[Show abstract][Hide abstract] ABSTRACT: Protein-protein interactions are widely found in biological systems controlling diverse cellular events. Because these interactions are implicated in many diseases such as autoimmunity and cancer, regulation of protein-protein interactions provides ideal targets for drug intervention. The CD80-CD28 costimulatory pathway plays a critical role in regulation of the immune response and thus constitutes an attractive target for therapeutic manipulation of autoimmune diseases. The objective of this study is to identify small compounds disrupting these pivotal protein-protein interactions. Compounds that specifically blocked binding of CD80 to CD28 were identified using a strategy involving a cell-based scintillation proximity assay as the initial step. Secondary screening (e.g., by analyzing the direct binding of these compounds to the target immobilized on a biosensor surface) revealed that these compounds are highly selective CD80 binders. Screening of structurally related derivatives led to the identification of the chemical features required for inhibition of the CD80-CD28 interaction. In addition, the optimization process led to a 10-fold increase in binding affinity of the CD80 inhibitors. Using this approach, the authors identify low-molecular-weight compounds that specifically and with high potency inhibit the interaction between CD80 and CD28. These compounds serve as promising starting points for further development of CD80 inhibitors as potential immunomodulatory drugs.

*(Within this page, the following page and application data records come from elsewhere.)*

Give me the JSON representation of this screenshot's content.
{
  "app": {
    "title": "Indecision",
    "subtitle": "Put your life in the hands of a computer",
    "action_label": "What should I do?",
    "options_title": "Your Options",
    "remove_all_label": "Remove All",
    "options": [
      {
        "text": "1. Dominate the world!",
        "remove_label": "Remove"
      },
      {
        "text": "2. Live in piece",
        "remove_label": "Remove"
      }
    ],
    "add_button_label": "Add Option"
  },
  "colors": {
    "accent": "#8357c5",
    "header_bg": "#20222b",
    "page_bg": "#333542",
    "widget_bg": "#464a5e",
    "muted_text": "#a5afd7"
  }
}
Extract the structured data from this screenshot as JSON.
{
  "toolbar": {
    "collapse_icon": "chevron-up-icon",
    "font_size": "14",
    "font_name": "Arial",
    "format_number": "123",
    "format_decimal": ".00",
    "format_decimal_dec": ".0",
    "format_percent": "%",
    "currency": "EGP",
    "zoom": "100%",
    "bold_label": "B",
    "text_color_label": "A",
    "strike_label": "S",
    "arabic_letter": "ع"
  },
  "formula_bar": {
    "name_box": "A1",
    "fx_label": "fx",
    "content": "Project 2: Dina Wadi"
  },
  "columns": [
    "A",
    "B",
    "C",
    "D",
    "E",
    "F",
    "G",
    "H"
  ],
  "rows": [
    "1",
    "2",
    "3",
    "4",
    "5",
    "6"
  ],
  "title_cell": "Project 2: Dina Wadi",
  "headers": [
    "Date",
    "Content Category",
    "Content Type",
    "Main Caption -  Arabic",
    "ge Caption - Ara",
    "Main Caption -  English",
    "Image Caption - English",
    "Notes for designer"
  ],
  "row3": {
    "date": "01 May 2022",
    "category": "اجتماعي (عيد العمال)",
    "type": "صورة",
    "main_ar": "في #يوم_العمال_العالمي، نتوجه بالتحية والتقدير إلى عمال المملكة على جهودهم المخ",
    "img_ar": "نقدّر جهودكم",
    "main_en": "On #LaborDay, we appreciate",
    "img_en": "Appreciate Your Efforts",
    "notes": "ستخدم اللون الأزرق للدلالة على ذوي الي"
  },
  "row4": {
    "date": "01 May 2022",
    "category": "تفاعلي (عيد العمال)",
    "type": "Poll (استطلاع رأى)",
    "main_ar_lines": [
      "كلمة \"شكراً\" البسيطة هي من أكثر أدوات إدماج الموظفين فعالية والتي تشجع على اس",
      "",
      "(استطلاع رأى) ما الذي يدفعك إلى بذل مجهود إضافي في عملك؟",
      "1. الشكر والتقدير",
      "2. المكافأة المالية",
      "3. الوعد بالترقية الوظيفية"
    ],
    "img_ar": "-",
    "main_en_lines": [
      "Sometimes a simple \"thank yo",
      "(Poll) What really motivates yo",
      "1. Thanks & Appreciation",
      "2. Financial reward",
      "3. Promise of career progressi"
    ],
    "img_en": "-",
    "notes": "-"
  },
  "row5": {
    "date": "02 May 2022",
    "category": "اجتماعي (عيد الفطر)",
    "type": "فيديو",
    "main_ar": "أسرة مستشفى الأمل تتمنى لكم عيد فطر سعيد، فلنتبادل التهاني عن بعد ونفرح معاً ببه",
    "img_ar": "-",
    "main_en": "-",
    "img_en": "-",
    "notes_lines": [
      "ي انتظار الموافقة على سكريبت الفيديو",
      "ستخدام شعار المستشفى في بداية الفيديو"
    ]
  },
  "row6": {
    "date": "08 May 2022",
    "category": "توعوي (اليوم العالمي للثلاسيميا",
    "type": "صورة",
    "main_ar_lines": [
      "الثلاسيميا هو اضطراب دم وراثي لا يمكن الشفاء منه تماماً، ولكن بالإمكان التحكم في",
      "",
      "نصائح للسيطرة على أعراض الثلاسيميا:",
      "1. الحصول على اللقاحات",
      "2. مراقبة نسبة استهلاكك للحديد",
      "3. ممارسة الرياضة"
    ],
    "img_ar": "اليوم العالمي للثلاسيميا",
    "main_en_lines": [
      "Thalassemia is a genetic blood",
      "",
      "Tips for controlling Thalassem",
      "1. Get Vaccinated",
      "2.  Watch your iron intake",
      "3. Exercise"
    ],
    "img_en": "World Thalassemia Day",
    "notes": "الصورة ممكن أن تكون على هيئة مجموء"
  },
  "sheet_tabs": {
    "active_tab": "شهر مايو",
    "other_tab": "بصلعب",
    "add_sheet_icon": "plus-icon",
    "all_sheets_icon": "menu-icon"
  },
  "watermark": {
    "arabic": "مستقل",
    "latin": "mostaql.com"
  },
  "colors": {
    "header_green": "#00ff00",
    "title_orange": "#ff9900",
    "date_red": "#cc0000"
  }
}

[Show abstract][Hide abstract] ABSTRACT: The B7 ligands CD80 and CD86 on APCs deliver either costimulatory or inhibitory signals to the T cell when interacting with their counter-receptors CD28 and CD152 (CTLA-4) on the T cell surface. Although crucial for lymphocyte regulation, the structural basis of these interactions is still not completely understood. Using multivalent presentation and conditions mimicking clustering, believed to be essential for signaling through these receptors, and by applying a combined differential mass spectrometry and structural mapping approach to these conditions, we were able to identify a putative contact area involving hydrophilic regions on both CD28 and CD80 as well as a putative CD28 oligomerization interface induced by B7 ligation. Analysis of the CD80-CD28 interaction site reveals a well-defined interface structurally distinct from that of CD80 and CD152 and thus provides valuable information for therapeutic intervention targeted at this pathway, suggesting a general approach for other receptors.
Full-text · Article · Jul 2004 · The Journal of Immunology